Activity.
Give back every record word for word, but keep the pictures out.

(Raw data)

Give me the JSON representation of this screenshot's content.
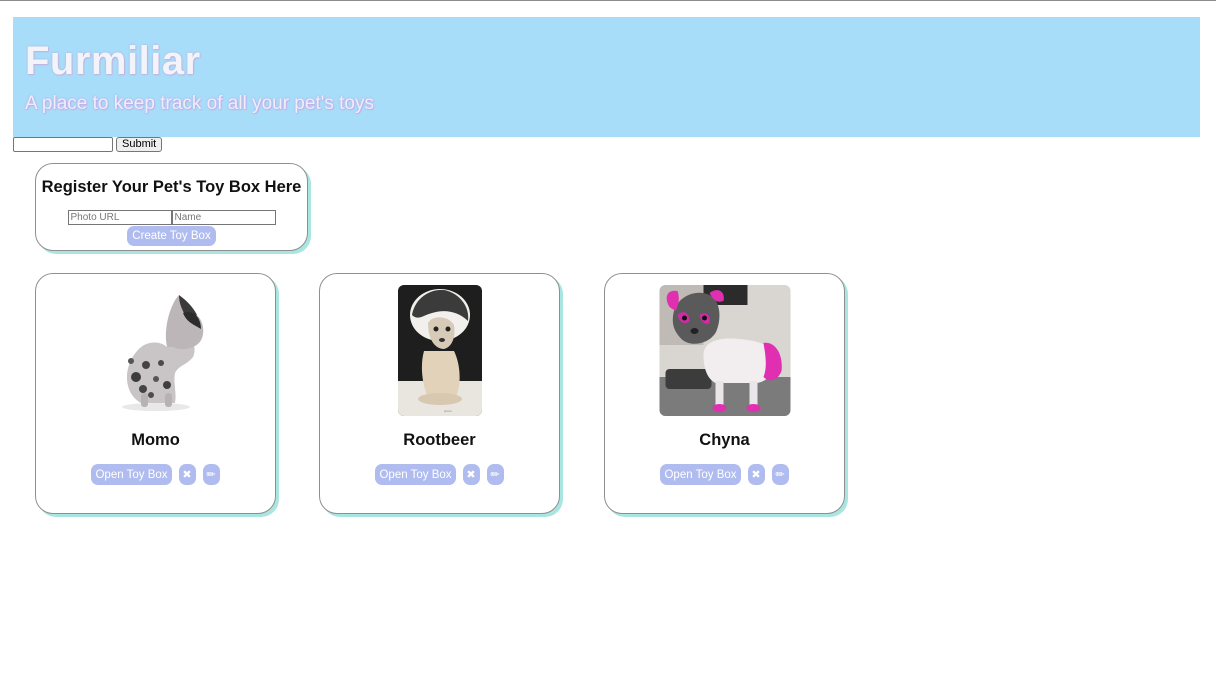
{
  "header": {
    "title": "Furmiliar",
    "subtitle": "A place to keep track of all your pet's toys"
  },
  "search": {
    "value": "",
    "submit_label": "Submit"
  },
  "register": {
    "title": "Register Your Pet's Toy Box Here",
    "photo_placeholder": "Photo URL",
    "name_placeholder": "Name",
    "create_label": "Create Toy Box"
  },
  "pets": [
    {
      "name": "Momo",
      "open_label": "Open Toy Box",
      "delete_icon": "✖",
      "edit_icon": "✏"
    },
    {
      "name": "Rootbeer",
      "open_label": "Open Toy Box",
      "delete_icon": "✖",
      "edit_icon": "✏"
    },
    {
      "name": "Chyna",
      "open_label": "Open Toy Box",
      "delete_icon": "✖",
      "edit_icon": "✏"
    }
  ],
  "colors": {
    "header_bg": "#a7ddf9",
    "button_bg": "#b0bcef",
    "card_shadow": "#a9e6e1"
  },
  "icons": {
    "delete": "close-icon",
    "edit": "pencil-icon"
  }
}
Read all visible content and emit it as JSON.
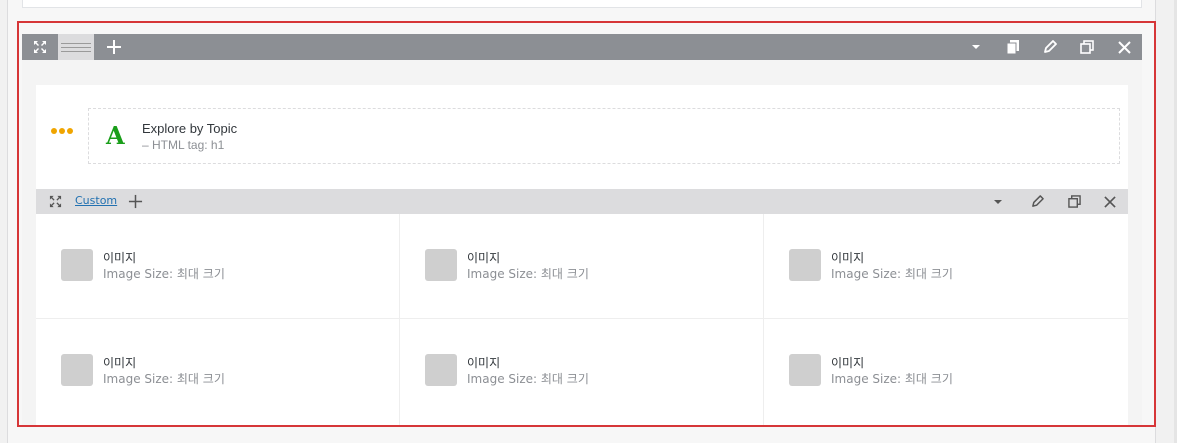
{
  "row": {
    "toolbar": {
      "icons": [
        "expand-icon",
        "drag-handle-icon",
        "plus-icon",
        "caret-down-icon",
        "copy-icon",
        "pencil-icon",
        "duplicate-icon",
        "close-icon"
      ],
      "bar_color": "#8c8f94"
    },
    "title_module": {
      "title": "Explore by Topic",
      "subtitle": "– HTML tag: h1",
      "letter": "A",
      "letter_color": "#1a9e1a",
      "dots_color": "#f0a500"
    },
    "inner_row": {
      "label": "Custom",
      "icons": [
        "expand-icon",
        "plus-icon",
        "caret-down-icon",
        "pencil-icon",
        "duplicate-icon",
        "close-icon"
      ]
    },
    "image_modules": [
      {
        "title": "이미지",
        "subtitle": "Image Size: 최대 크기"
      },
      {
        "title": "이미지",
        "subtitle": "Image Size: 최대 크기"
      },
      {
        "title": "이미지",
        "subtitle": "Image Size: 최대 크기"
      },
      {
        "title": "이미지",
        "subtitle": "Image Size: 최대 크기"
      },
      {
        "title": "이미지",
        "subtitle": "Image Size: 최대 크기"
      },
      {
        "title": "이미지",
        "subtitle": "Image Size: 최대 크기"
      }
    ]
  },
  "selection_color": "#d63638"
}
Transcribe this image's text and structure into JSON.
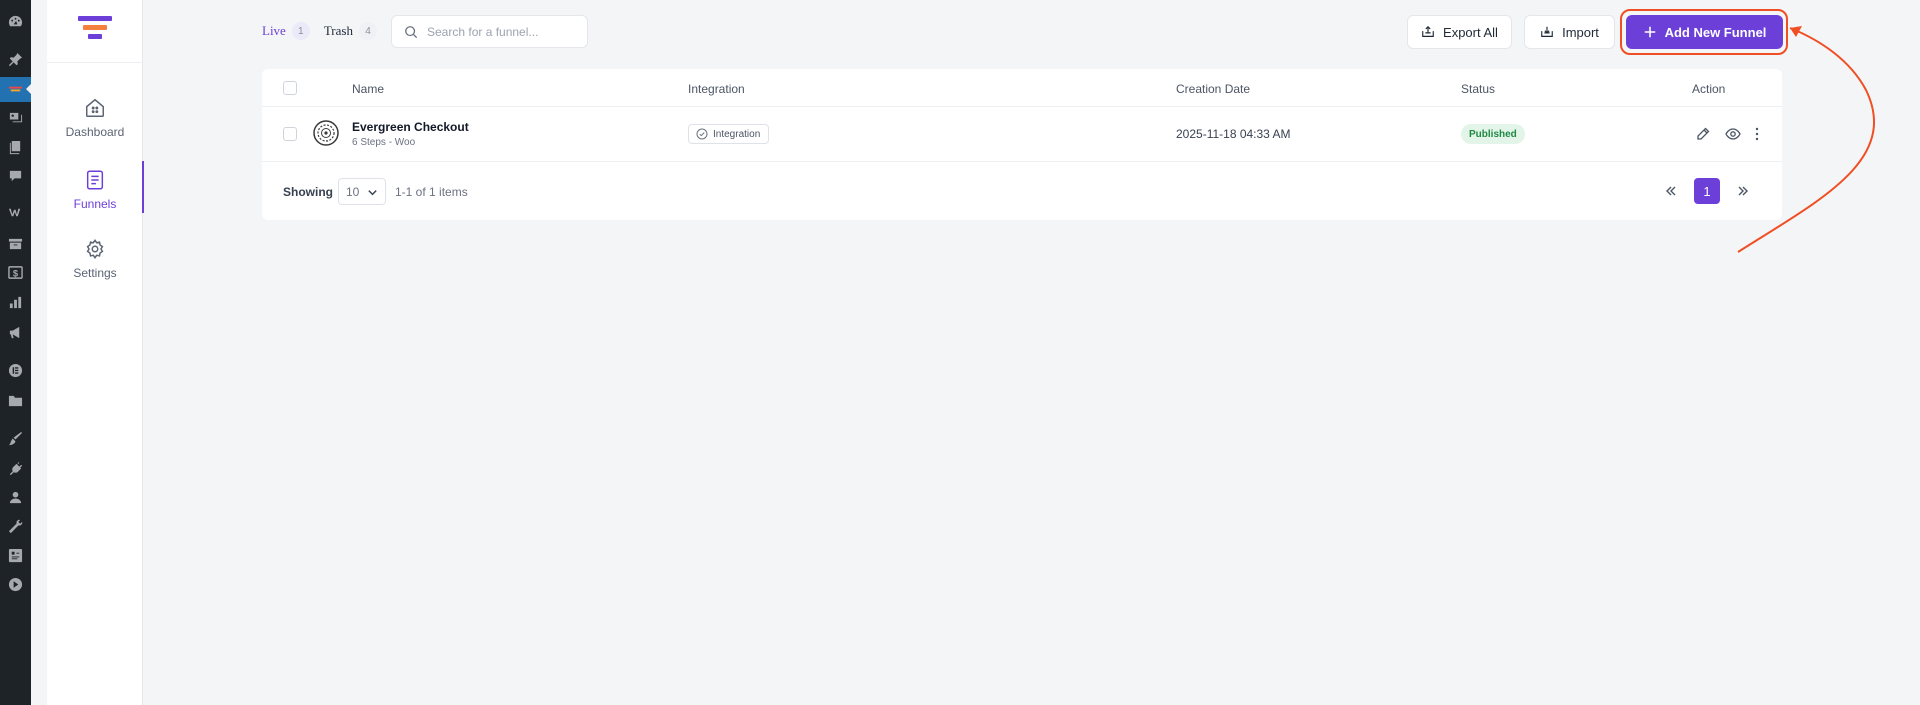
{
  "colors": {
    "accent": "#6b3fd8",
    "highlight": "#f04e23",
    "published_bg": "#e3f4e8",
    "published_text": "#1f8a44"
  },
  "wp_admin_bar": {
    "icons": [
      "dashboard-icon",
      "pin-icon",
      "plugin-active-icon",
      "media-icon",
      "pages-icon",
      "comments-icon",
      "woo-icon",
      "archive-icon",
      "payments-icon",
      "analytics-icon",
      "marketing-icon",
      "elementor-icon",
      "folder-icon",
      "appearance-icon",
      "plugins-icon",
      "users-icon",
      "tools-icon",
      "settings-icon",
      "play-icon"
    ]
  },
  "sidebar": {
    "items": [
      {
        "label": "Dashboard",
        "icon": "home-icon"
      },
      {
        "label": "Funnels",
        "icon": "document-icon",
        "active": true
      },
      {
        "label": "Settings",
        "icon": "gear-icon"
      }
    ]
  },
  "tabs": [
    {
      "label": "Live",
      "count": "1"
    },
    {
      "label": "Trash",
      "count": "4"
    }
  ],
  "search": {
    "placeholder": "Search for a funnel..."
  },
  "toolbar": {
    "export_label": "Export All",
    "import_label": "Import",
    "add_label": "Add New Funnel"
  },
  "table": {
    "columns": [
      "Name",
      "Integration",
      "Creation Date",
      "Status",
      "Action"
    ],
    "rows": [
      {
        "name": "Evergreen Checkout",
        "meta": "6 Steps - Woo",
        "integration": "Integration",
        "creation_date": "2025-11-18 04:33 AM",
        "status": "Published",
        "actions": [
          "edit-icon",
          "eye-icon",
          "more-vertical-icon"
        ]
      }
    ]
  },
  "footer": {
    "showing_label": "Showing",
    "per_page": "10",
    "range": "1-1 of 1 items",
    "current_page": "1"
  }
}
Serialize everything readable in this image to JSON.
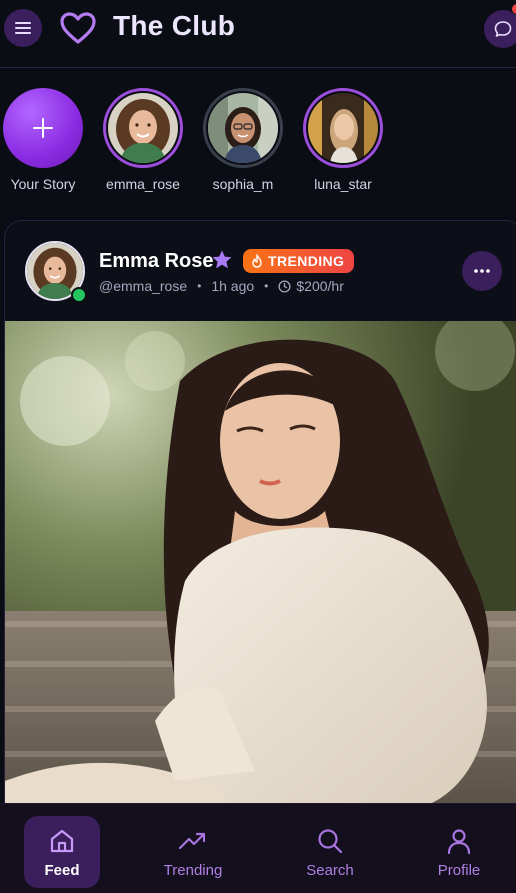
{
  "header": {
    "title": "The Club",
    "menu_icon": "hamburger-menu-icon",
    "logo_icon": "heart-outline-icon",
    "chat_icon": "chat-bubble-icon"
  },
  "stories": {
    "add_label": "Your Story",
    "items": [
      {
        "label": "emma_rose",
        "state": "active"
      },
      {
        "label": "sophia_m",
        "state": "seen"
      },
      {
        "label": "luna_star",
        "state": "active"
      }
    ]
  },
  "post": {
    "author_name": "Emma Rose",
    "badge": "TRENDING",
    "handle": "@emma_rose",
    "time": "1h ago",
    "price": "$200/hr",
    "online": true
  },
  "nav": {
    "items": [
      {
        "label": "Feed",
        "icon": "home-icon",
        "active": true
      },
      {
        "label": "Trending",
        "icon": "trending-up-icon",
        "active": false
      },
      {
        "label": "Search",
        "icon": "search-icon",
        "active": false
      },
      {
        "label": "Profile",
        "icon": "user-icon",
        "active": false
      }
    ]
  },
  "colors": {
    "background": "#0b0d14",
    "accent": "#9d4edd",
    "badge_start": "#f97316",
    "badge_end": "#ef4444",
    "online": "#22c55e"
  }
}
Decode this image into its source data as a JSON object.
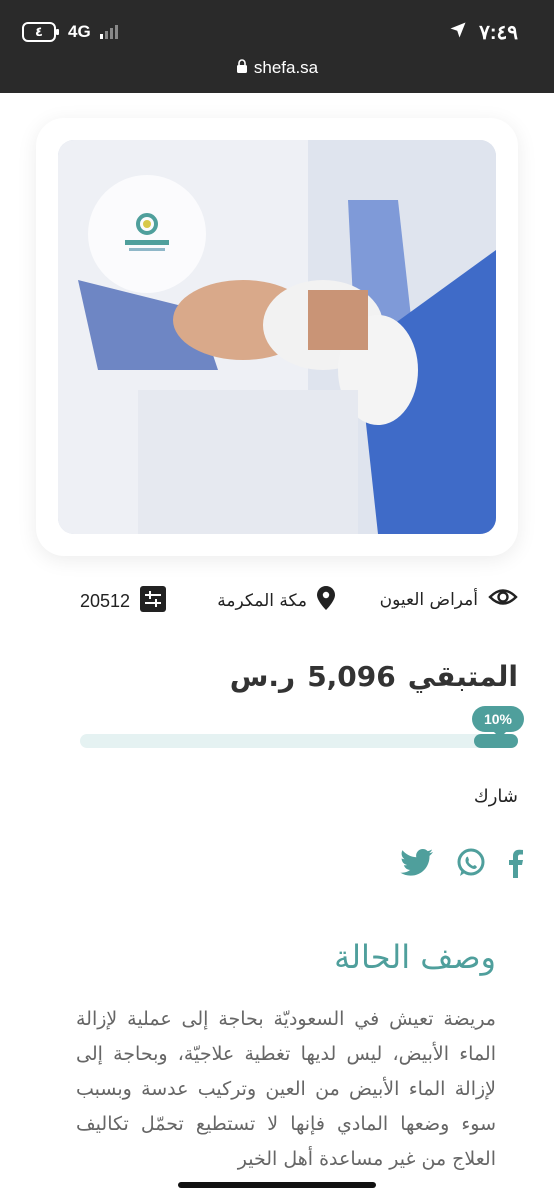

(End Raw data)

Result of the exercise.
Give me the JSON representation of this screenshot's content.
{
  "header": {
    "title": "Furmiliar",
    "subtitle": "A place to keep track of all your pet's toys"
  },
  "search": {
    "value": "",
    "submit_label": "Submit"
  },
  "register": {
    "title": "Register Your Pet's Toy Box Here",
    "photo_placeholder": "Photo URL",
    "name_placeholder": "Name",
    "create_label": "Create Toy Box"
  },
  "pets": [
    {
      "name": "Momo",
      "open_label": "Open Toy Box",
      "delete_icon": "✖",
      "edit_icon": "✏"
    },
    {
      "name": "Rootbeer",
      "open_label": "Open Toy Box",
      "delete_icon": "✖",
      "edit_icon": "✏"
    },
    {
      "name": "Chyna",
      "open_label": "Open Toy Box",
      "delete_icon": "✖",
      "edit_icon": "✏"
    }
  ],
  "colors": {
    "header_bg": "#a7ddf9",
    "button_bg": "#b0bcef",
    "card_shadow": "#a9e6e1"
  },
  "icons": {
    "delete": "close-icon",
    "edit": "pencil-icon"
  }
}
Read all visible content and emit it as JSON.
{
  "row": {
    "toolbar": {
      "icons": [
        "expand-icon",
        "drag-handle-icon",
        "plus-icon",
        "caret-down-icon",
        "copy-icon",
        "pencil-icon",
        "duplicate-icon",
        "close-icon"
      ],
      "bar_color": "#8c8f94"
    },
    "title_module": {
      "title": "Explore by Topic",
      "subtitle": "– HTML tag: h1",
      "letter": "A",
      "letter_color": "#1a9e1a",
      "dots_color": "#f0a500"
    },
    "inner_row": {
      "label": "Custom",
      "icons": [
        "expand-icon",
        "plus-icon",
        "caret-down-icon",
        "pencil-icon",
        "duplicate-icon",
        "close-icon"
      ]
    },
    "image_modules": [
      {
        "title": "이미지",
        "subtitle": "Image Size: 최대 크기"
      },
      {
        "title": "이미지",
        "subtitle": "Image Size: 최대 크기"
      },
      {
        "title": "이미지",
        "subtitle": "Image Size: 최대 크기"
      },
      {
        "title": "이미지",
        "subtitle": "Image Size: 최대 크기"
      },
      {
        "title": "이미지",
        "subtitle": "Image Size: 최대 크기"
      },
      {
        "title": "이미지",
        "subtitle": "Image Size: 최대 크기"
      }
    ]
  },
  "selection_color": "#d63638"
}
Transcribe this image's text and structure into JSON.
{
  "colors": {
    "accent": "#6b3fd8",
    "highlight": "#f04e23",
    "published_bg": "#e3f4e8",
    "published_text": "#1f8a44"
  },
  "wp_admin_bar": {
    "icons": [
      "dashboard-icon",
      "pin-icon",
      "plugin-active-icon",
      "media-icon",
      "pages-icon",
      "comments-icon",
      "woo-icon",
      "archive-icon",
      "payments-icon",
      "analytics-icon",
      "marketing-icon",
      "elementor-icon",
      "folder-icon",
      "appearance-icon",
      "plugins-icon",
      "users-icon",
      "tools-icon",
      "settings-icon",
      "play-icon"
    ]
  },
  "sidebar": {
    "items": [
      {
        "label": "Dashboard",
        "icon": "home-icon"
      },
      {
        "label": "Funnels",
        "icon": "document-icon",
        "active": true
      },
      {
        "label": "Settings",
        "icon": "gear-icon"
      }
    ]
  },
  "tabs": [
    {
      "label": "Live",
      "count": "1"
    },
    {
      "label": "Trash",
      "count": "4"
    }
  ],
  "search": {
    "placeholder": "Search for a funnel..."
  },
  "toolbar": {
    "export_label": "Export All",
    "import_label": "Import",
    "add_label": "Add New Funnel"
  },
  "table": {
    "columns": [
      "Name",
      "Integration",
      "Creation Date",
      "Status",
      "Action"
    ],
    "rows": [
      {
        "name": "Evergreen Checkout",
        "meta": "6 Steps - Woo",
        "integration": "Integration",
        "creation_date": "2025-11-18 04:33 AM",
        "status": "Published",
        "actions": [
          "edit-icon",
          "eye-icon",
          "more-vertical-icon"
        ]
      }
    ]
  },
  "footer": {
    "showing_label": "Showing",
    "per_page": "10",
    "range": "1-1 of 1 items",
    "current_page": "1"
  }
}
Serialize everything readable in this image to JSON.
{
  "header": {
    "title": "The Club",
    "menu_icon": "hamburger-menu-icon",
    "logo_icon": "heart-outline-icon",
    "chat_icon": "chat-bubble-icon"
  },
  "stories": {
    "add_label": "Your Story",
    "items": [
      {
        "label": "emma_rose",
        "state": "active"
      },
      {
        "label": "sophia_m",
        "state": "seen"
      },
      {
        "label": "luna_star",
        "state": "active"
      }
    ]
  },
  "post": {
    "author_name": "Emma Rose",
    "badge": "TRENDING",
    "handle": "@emma_rose",
    "time": "1h ago",
    "price": "$200/hr",
    "online": true
  },
  "nav": {
    "items": [
      {
        "label": "Feed",
        "icon": "home-icon",
        "active": true
      },
      {
        "label": "Trending",
        "icon": "trending-up-icon",
        "active": false
      },
      {
        "label": "Search",
        "icon": "search-icon",
        "active": false
      },
      {
        "label": "Profile",
        "icon": "user-icon",
        "active": false
      }
    ]
  },
  "colors": {
    "background": "#0b0d14",
    "accent": "#9d4edd",
    "badge_start": "#f97316",
    "badge_end": "#ef4444",
    "online": "#22c55e"
  }
}
Decode this image into its source data as a JSON object.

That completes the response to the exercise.